So when you articulate your offer you need to make sure that the value you’re articulating would be worth at least 5X more than they’re spending on the program.

Obviously, if you help people make money, like myself, it can be a little easier to show that value.

But if you sell something that doesn’t make someone money an easy way to articulate this is to ask them,  “If they had the result you help them with, what would it be worth to them?”

You could even ask them to write down a value of what that would be worth from a money perspective.

The key here is to ensure there is a big enough gap between what the audience is paying and the perceived value they get from your program.

So three ideas…

  1. Choose a price that is a good match for your audience
  2. Your payment plan needs to capture a different demographic
  3. Make sure the perceived value your program delivers is more than 5X or even 10X times the price

These are three principles that I think you should consider when you’re pricing your programs.

If you found this helpful, make sure to put your name down on the Sell From Stage Academy® VIP waitlist as we discuss creating irresistible offers and how to price them inside the Academy.

Put my name down for the VIP waitlist


Now onto the Podcast this week…

This week on the Expert Edge Podcast I interviewed Kayse Morris.

The reason I wanted to bring her on the podcast is because not only does she run a multi-million dollar membership program, but she does it using low-ticket offers!!!

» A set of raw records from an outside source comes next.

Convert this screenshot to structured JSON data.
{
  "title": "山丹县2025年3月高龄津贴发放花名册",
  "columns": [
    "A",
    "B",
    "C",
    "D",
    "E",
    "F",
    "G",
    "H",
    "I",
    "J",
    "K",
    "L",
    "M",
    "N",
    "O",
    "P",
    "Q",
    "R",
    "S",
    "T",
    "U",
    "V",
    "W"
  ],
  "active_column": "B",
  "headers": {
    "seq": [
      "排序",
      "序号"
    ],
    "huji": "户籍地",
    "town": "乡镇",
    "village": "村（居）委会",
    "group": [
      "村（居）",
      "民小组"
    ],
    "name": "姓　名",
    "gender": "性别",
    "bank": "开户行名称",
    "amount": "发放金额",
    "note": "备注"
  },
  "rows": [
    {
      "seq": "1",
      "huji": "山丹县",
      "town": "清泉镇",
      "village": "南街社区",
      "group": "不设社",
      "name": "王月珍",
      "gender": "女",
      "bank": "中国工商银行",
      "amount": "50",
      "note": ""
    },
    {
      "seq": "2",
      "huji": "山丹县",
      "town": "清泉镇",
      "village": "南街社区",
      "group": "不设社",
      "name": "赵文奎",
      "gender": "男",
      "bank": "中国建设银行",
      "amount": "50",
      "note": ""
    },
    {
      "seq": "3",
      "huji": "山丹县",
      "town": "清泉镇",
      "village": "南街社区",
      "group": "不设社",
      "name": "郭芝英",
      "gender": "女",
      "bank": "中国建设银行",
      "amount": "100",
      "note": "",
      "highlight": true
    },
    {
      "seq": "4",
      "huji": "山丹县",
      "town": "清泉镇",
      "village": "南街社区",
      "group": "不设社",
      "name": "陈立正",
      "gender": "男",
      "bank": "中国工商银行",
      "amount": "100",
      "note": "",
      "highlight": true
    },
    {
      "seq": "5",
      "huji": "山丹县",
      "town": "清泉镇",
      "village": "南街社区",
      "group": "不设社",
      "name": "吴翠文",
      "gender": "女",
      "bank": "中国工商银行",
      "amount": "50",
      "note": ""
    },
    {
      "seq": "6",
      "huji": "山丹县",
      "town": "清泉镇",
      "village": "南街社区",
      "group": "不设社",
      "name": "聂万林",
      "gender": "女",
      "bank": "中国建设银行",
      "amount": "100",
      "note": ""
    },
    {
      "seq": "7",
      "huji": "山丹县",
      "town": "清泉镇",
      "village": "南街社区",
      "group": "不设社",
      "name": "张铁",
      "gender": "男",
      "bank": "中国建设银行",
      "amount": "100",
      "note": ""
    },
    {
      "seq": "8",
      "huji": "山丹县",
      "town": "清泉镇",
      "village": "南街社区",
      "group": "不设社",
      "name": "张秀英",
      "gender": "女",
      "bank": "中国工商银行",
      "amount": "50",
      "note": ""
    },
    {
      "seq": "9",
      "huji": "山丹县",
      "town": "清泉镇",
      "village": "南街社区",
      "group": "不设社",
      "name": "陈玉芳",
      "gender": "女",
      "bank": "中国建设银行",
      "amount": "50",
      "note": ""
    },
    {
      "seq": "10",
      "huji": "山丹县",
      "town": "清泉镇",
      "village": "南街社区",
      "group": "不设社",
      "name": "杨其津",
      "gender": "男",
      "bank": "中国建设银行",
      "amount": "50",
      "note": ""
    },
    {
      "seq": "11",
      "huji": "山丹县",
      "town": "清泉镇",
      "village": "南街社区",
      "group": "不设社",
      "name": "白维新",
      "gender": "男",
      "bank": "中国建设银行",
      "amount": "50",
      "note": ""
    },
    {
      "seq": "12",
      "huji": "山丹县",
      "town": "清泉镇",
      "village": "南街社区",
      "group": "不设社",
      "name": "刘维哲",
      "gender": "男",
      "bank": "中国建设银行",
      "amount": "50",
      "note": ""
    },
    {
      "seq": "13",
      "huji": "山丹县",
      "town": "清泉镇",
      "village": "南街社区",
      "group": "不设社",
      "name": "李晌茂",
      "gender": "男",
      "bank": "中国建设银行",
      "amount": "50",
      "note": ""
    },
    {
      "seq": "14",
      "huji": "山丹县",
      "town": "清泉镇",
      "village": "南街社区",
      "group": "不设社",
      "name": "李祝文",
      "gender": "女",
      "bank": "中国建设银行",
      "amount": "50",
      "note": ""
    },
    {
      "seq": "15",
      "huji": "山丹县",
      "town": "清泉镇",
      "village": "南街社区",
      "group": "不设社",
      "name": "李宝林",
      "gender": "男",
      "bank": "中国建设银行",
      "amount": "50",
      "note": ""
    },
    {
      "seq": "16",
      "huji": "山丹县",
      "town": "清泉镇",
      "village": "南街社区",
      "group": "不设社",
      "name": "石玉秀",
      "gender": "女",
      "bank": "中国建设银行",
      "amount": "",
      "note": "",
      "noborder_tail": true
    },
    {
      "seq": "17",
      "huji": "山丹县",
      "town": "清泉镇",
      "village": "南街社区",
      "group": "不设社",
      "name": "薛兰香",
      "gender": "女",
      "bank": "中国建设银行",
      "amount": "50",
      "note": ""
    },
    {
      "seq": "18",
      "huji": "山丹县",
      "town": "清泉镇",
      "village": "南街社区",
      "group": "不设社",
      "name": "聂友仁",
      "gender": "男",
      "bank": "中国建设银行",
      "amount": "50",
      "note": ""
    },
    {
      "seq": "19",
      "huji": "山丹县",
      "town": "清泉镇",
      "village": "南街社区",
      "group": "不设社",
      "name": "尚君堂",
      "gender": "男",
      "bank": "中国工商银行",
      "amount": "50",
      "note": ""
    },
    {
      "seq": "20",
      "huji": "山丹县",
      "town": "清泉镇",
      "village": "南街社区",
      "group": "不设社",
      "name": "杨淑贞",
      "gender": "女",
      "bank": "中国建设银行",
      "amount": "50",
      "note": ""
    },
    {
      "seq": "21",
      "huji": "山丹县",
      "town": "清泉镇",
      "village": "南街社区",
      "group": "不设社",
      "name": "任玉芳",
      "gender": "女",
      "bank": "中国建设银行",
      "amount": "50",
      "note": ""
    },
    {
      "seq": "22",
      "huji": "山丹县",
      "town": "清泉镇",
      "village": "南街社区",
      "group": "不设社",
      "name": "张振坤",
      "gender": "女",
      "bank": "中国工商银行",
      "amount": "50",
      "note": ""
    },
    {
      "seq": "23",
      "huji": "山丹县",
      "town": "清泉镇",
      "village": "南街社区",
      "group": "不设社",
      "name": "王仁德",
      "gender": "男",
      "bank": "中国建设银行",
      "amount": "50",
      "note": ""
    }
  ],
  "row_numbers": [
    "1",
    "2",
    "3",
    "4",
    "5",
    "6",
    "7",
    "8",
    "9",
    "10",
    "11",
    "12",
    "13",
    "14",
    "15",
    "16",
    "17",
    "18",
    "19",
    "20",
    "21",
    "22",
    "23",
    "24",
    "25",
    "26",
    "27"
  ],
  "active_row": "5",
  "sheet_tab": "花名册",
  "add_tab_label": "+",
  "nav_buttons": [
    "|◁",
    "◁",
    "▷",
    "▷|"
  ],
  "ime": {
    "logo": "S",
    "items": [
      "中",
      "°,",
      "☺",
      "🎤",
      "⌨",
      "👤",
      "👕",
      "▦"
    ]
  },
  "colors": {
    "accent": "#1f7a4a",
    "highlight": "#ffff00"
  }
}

She helps teachers gain back control of their income and generate revenue from their expertise. Her audience of teachers is probably not going to pay $10,000 for a program. She has priced her program to create demand, but also high revenue in her business.

Kayse is a great example of someone who has created a program that matches her audience and has scaled that up to run a very profitable and successful business.

In the interview you’ll discover:

  • Why pricing your program at the right level is crucial to creating momentum in your offers
  • How to build a membership program that suits your personality and doesn’t burn you out
  • The specific mindset shifts you need to have to go from a six-figure to a 7-figure business
  • You’ll walk away from this interview feeling inspired and ready to build your business on the next level

>>> iTunes Link: Enjoy this interview w/ Kayse Morris on Making High Revenue With Low Ticket w/ Kayse Morris

>>> Listen on all other platforms


Colin “The Price is Right” Boyd

P.S. Here are some other simple ways that I can help you grow your expert business: 

  1. Register yourself for the VIP Waitlist of Sell From Stage Academy®. This will ensure you don’t miss out on any bonuses or unique opportunities when the Academy opens again!
  2. Listen to the latest episode on the Expert Edge Podcast to get all my latest content and interviews with industry experts  Click To Subscribe
  3. If you want to implement high-converting virtual events and webinars in 2022, you can book in a quick call to chat through your strategy and how to improve it here.


I’m Colin! I’m an Aussie, but I’m based in Newport Beach, California.
I help entrepreneurs sell from virtual and live stages (without being pushy and sales-y)
I coach thousands of experts, course creators and coaches around the world on this topic, and I’ve also advised the biggest names including people Amy Porterfield, Alison Prince, Carrie Green, Julie Solomon  and many other industry leaders.